Rolls-Royce’s continuing research will focus on three key factors of the Micro-Reactor – the fuel used to generate heat, the method of heat transfer, and the technology to convert that heat into electricity.
In addition to powering a Moon base, the company envisions a wide range of potential applications for its Micro-Reactor technology. It could support commercial and defense use cases in addition to those in space.
“This funding will bring us further down the road in making the Micro-Reactor a reality, with the technology bringing immense benefits for both space and Earth.
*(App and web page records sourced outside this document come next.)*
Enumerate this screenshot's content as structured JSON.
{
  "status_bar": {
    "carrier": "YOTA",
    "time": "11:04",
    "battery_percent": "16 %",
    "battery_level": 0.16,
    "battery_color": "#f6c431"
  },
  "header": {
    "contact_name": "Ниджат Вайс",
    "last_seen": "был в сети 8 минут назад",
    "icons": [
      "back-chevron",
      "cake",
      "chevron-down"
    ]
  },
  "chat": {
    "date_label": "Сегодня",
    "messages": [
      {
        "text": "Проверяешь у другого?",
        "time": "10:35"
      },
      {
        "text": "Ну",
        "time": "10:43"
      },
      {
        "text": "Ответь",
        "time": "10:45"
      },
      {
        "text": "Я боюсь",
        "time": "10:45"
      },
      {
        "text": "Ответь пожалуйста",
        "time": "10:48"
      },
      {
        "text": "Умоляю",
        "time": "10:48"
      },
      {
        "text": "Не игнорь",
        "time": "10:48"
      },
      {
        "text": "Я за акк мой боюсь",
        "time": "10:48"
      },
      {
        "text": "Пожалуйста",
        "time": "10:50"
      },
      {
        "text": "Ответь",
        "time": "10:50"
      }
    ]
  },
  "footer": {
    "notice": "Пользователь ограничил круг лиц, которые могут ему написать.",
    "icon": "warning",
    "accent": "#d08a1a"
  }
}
The technology will deliver the capability to support commercial and defense use cases alongside providing a solution to decarbonize industry and provide clean, safe, and reliable energy,” said Abi Clayton, Director of Future Programmes for Rolls-Royce.
“Developing space nuclear power offers a unique chance to support innovative technologies and grow our nuclear, science, and space engineering skills base,” said Dr. Paul Bate, Chief Executive of the UK Space Agency. “This innovative research by Rolls-Royce could lay the groundwork for powering continuous human presence on the Moon while enhancing the wider UK space sector, creating jobs, and generating further investment.”
Rolls-Royce is set to work with a range of organizations on the project, including the University of Oxford, the University of Bangor, the University of Brighton, the University of Sheffield’s Advanced Manufacturing Research Centre (AMRC), and Nuclear AMRC.